[EXERCISE DATA]:
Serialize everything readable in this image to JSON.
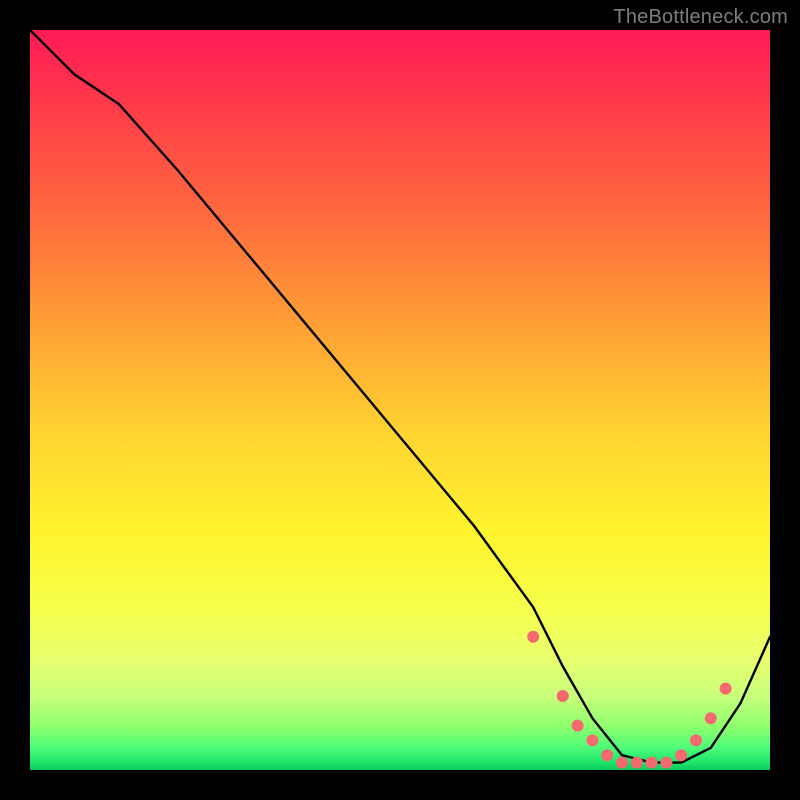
{
  "watermark": "TheBottleneck.com",
  "chart_data": {
    "type": "line",
    "title": "",
    "xlabel": "",
    "ylabel": "",
    "xlim": [
      0,
      100
    ],
    "ylim": [
      0,
      100
    ],
    "series": [
      {
        "name": "bottleneck-curve",
        "x": [
          0,
          6,
          12,
          20,
          30,
          40,
          50,
          60,
          68,
          72,
          76,
          80,
          84,
          88,
          92,
          96,
          100
        ],
        "y": [
          100,
          94,
          90,
          81,
          69,
          57,
          45,
          33,
          22,
          14,
          7,
          2,
          1,
          1,
          3,
          9,
          18
        ]
      }
    ],
    "highlight_points": {
      "name": "optimal-zone-markers",
      "x": [
        68,
        72,
        74,
        76,
        78,
        80,
        82,
        84,
        86,
        88,
        90,
        92,
        94
      ],
      "y": [
        18,
        10,
        6,
        4,
        2,
        1,
        1,
        1,
        1,
        2,
        4,
        7,
        11
      ]
    },
    "colors": {
      "curve": "#000000",
      "marker": "#f46a6e",
      "gradient_top": "#ff1a56",
      "gradient_mid": "#ffe833",
      "gradient_bottom": "#0cc85c"
    }
  }
}
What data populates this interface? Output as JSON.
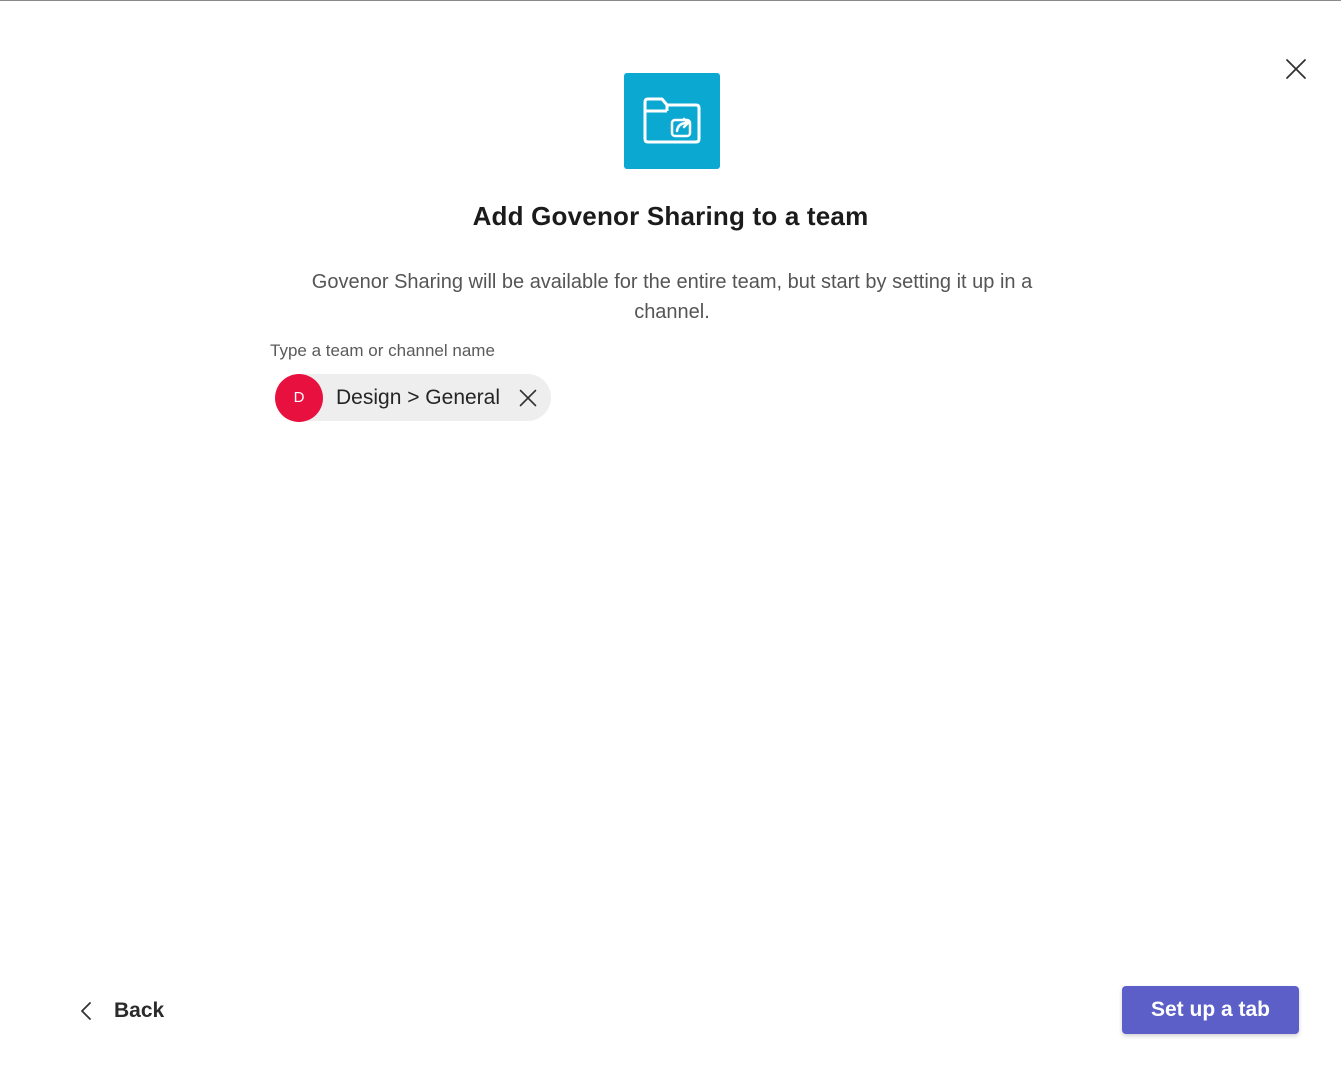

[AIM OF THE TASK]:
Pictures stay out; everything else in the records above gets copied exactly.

[WRITTEN SOLUTION]:
Serialize everything readable in this image to JSON.
{
  "watermark": "TheBottleneck.com",
  "chart_data": {
    "type": "line",
    "title": "",
    "xlabel": "",
    "ylabel": "",
    "xlim": [
      0,
      100
    ],
    "ylim": [
      0,
      100
    ],
    "series": [
      {
        "name": "bottleneck-curve",
        "x": [
          0,
          6,
          12,
          20,
          30,
          40,
          50,
          60,
          68,
          72,
          76,
          80,
          84,
          88,
          92,
          96,
          100
        ],
        "y": [
          100,
          94,
          90,
          81,
          69,
          57,
          45,
          33,
          22,
          14,
          7,
          2,
          1,
          1,
          3,
          9,
          18
        ]
      }
    ],
    "highlight_points": {
      "name": "optimal-zone-markers",
      "x": [
        68,
        72,
        74,
        76,
        78,
        80,
        82,
        84,
        86,
        88,
        90,
        92,
        94
      ],
      "y": [
        18,
        10,
        6,
        4,
        2,
        1,
        1,
        1,
        1,
        2,
        4,
        7,
        11
      ]
    },
    "colors": {
      "curve": "#000000",
      "marker": "#f46a6e",
      "gradient_top": "#ff1a56",
      "gradient_mid": "#ffe833",
      "gradient_bottom": "#0cc85c"
    }
  }
}
What data populates this interface? Output as JSON.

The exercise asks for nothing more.